Task to carry out => From the records that follow, copy every line in which "Lorem" appears.

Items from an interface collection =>
★ ★ ★ ★ ★ ★ ★
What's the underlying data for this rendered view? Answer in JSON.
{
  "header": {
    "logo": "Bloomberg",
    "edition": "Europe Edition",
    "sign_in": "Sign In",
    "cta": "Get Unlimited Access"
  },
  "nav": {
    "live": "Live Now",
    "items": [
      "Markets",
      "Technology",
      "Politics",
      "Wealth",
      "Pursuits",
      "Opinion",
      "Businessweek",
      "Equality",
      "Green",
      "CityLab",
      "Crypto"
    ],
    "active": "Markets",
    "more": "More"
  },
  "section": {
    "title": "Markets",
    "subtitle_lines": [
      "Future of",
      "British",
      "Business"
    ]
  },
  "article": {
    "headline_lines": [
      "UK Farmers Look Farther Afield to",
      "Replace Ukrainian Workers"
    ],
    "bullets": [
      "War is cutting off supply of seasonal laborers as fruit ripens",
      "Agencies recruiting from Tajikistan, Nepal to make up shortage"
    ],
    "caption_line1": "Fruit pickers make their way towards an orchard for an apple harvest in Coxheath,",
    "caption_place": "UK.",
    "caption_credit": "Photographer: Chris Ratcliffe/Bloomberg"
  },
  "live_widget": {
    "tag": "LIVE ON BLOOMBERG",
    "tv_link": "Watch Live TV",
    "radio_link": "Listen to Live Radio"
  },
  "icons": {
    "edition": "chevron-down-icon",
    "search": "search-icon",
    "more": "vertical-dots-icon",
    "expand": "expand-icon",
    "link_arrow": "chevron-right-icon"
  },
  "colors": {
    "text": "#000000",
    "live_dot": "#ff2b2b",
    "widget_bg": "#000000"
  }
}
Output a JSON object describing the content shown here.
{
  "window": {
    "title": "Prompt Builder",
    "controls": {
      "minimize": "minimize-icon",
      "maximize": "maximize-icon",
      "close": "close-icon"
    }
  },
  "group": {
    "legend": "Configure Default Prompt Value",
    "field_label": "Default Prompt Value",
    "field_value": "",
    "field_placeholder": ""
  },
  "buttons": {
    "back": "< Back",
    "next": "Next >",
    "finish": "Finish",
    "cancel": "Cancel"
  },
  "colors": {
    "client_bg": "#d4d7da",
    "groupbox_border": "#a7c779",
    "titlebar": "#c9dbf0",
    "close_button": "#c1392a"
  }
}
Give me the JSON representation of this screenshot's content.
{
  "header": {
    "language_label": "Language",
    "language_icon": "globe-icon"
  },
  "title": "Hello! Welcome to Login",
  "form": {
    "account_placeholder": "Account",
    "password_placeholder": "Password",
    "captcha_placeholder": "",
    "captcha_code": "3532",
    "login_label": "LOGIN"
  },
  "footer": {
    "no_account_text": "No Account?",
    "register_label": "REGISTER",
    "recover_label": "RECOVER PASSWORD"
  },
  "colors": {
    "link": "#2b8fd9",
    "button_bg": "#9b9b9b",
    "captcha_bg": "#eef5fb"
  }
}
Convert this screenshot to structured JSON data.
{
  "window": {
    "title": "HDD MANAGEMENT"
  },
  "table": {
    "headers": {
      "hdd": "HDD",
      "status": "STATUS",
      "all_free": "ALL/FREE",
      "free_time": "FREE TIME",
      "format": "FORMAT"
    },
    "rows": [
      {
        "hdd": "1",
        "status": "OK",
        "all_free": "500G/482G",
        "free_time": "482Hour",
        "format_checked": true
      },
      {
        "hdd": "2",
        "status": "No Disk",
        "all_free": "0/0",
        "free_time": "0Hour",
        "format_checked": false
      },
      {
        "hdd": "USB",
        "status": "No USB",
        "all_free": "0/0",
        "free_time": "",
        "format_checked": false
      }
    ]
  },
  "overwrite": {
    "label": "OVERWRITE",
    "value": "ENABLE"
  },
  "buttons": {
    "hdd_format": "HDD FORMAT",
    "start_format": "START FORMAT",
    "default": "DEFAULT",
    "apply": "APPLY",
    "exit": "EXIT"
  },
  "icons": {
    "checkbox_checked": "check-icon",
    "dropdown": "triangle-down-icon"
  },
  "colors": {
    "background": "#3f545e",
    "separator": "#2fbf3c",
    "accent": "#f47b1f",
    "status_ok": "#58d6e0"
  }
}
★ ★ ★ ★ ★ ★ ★
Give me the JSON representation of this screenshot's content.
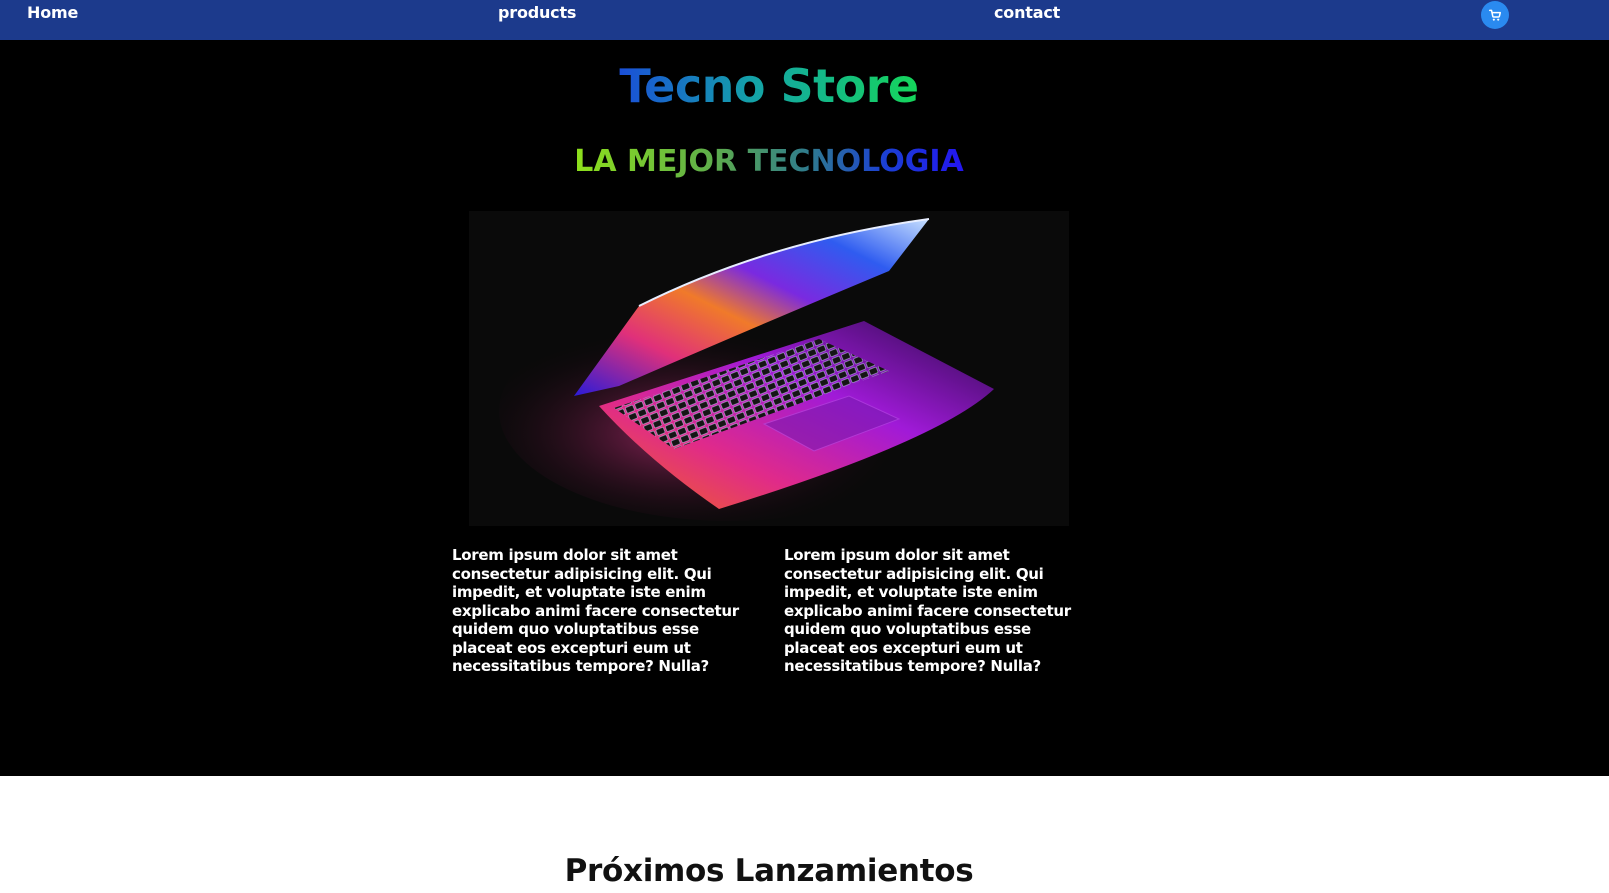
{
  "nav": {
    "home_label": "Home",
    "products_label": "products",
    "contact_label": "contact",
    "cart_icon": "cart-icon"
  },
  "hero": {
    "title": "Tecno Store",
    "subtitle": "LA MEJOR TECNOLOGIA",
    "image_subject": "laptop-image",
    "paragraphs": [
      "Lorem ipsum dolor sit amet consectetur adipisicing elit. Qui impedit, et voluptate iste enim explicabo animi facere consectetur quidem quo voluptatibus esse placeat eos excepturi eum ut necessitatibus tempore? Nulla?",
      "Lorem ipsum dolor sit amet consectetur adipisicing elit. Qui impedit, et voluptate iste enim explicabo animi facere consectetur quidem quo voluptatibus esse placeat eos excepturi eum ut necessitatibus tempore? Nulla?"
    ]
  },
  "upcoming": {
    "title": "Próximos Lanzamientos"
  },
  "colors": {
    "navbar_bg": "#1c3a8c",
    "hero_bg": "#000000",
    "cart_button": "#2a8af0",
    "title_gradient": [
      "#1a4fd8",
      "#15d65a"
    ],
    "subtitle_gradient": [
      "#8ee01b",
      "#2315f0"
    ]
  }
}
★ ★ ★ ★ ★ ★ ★
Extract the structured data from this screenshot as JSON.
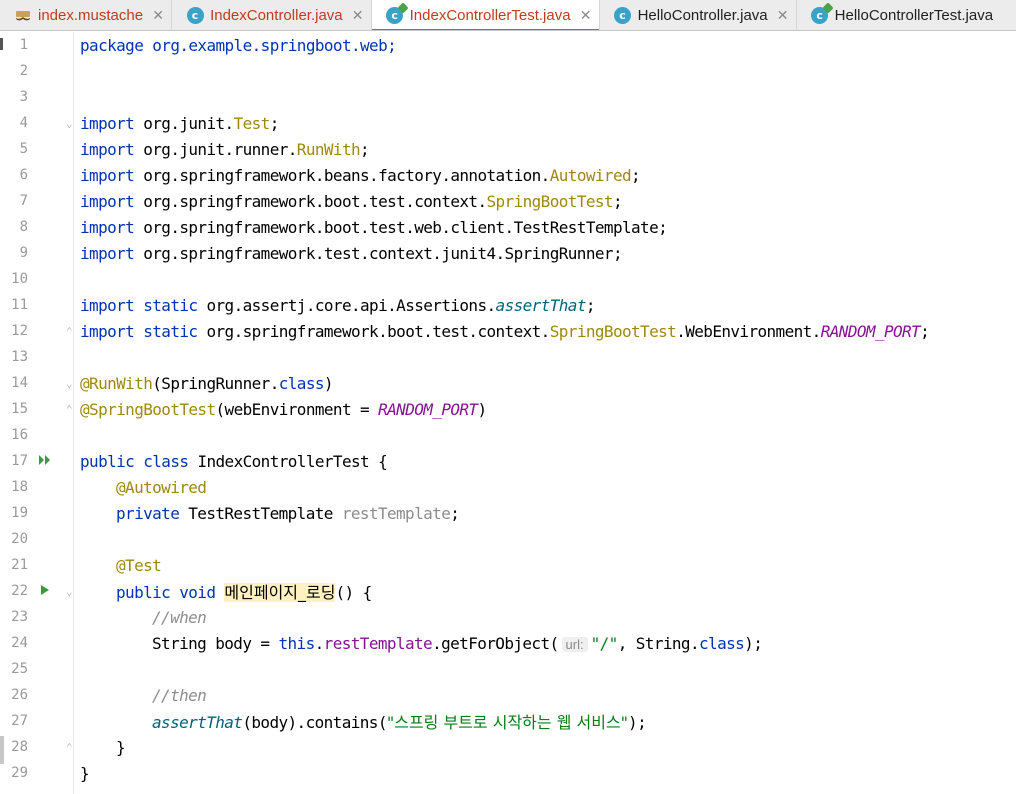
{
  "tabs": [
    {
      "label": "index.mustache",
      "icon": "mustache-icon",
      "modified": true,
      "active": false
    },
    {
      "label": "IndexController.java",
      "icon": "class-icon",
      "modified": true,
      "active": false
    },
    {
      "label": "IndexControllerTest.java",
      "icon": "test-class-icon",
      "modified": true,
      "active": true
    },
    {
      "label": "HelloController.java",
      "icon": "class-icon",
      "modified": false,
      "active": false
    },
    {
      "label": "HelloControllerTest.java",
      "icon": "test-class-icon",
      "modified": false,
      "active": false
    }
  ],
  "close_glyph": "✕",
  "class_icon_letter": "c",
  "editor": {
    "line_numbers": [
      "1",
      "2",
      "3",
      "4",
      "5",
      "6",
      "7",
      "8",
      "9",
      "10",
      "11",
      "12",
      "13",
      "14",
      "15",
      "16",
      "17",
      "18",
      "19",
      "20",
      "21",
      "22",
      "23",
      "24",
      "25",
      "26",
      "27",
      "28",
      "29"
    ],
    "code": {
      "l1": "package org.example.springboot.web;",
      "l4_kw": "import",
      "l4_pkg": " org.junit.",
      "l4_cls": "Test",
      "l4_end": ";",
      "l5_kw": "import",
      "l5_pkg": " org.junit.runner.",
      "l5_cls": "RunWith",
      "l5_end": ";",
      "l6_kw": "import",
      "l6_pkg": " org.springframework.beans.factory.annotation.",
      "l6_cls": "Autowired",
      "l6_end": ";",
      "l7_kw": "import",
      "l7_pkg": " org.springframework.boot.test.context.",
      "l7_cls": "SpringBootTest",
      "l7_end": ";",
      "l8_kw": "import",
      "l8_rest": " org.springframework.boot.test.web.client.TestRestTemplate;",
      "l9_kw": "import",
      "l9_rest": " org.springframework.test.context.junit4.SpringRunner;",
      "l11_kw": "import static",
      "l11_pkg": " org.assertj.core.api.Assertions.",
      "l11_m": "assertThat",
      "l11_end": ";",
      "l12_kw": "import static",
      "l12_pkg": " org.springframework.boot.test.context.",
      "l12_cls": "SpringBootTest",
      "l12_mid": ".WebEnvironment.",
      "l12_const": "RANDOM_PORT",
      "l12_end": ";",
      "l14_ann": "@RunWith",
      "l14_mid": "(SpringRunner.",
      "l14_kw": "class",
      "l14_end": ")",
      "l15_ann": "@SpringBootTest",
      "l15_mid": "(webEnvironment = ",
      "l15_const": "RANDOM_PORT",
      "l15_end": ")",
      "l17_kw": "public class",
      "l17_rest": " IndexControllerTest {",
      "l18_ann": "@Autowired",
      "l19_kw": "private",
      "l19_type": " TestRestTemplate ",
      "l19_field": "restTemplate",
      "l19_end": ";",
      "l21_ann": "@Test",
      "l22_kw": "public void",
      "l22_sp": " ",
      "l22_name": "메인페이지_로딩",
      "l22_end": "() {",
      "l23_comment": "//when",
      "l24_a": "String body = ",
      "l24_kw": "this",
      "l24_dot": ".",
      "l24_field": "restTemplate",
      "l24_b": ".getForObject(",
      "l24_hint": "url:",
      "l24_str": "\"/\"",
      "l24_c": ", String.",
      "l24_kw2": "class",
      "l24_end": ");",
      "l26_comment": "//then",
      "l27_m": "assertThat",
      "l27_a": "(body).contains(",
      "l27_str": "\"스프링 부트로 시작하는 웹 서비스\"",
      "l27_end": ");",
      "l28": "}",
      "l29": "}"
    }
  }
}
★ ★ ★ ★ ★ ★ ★
Solution for this problem =>
      "Lorem ipsum dolor sit amet consectetur adipisicing elit. Qui impedit, et voluptate iste enim explicabo animi facere consectetur quidem quo voluptatibus esse placeat eos excepturi eum ut necessitatibus tempore? Nulla?",
      "Lorem ipsum dolor sit amet consectetur adipisicing elit. Qui impedit, et voluptate iste enim explicabo animi facere consectetur quidem quo voluptatibus esse placeat eos excepturi eum ut necessitatibus tempore? Nulla?"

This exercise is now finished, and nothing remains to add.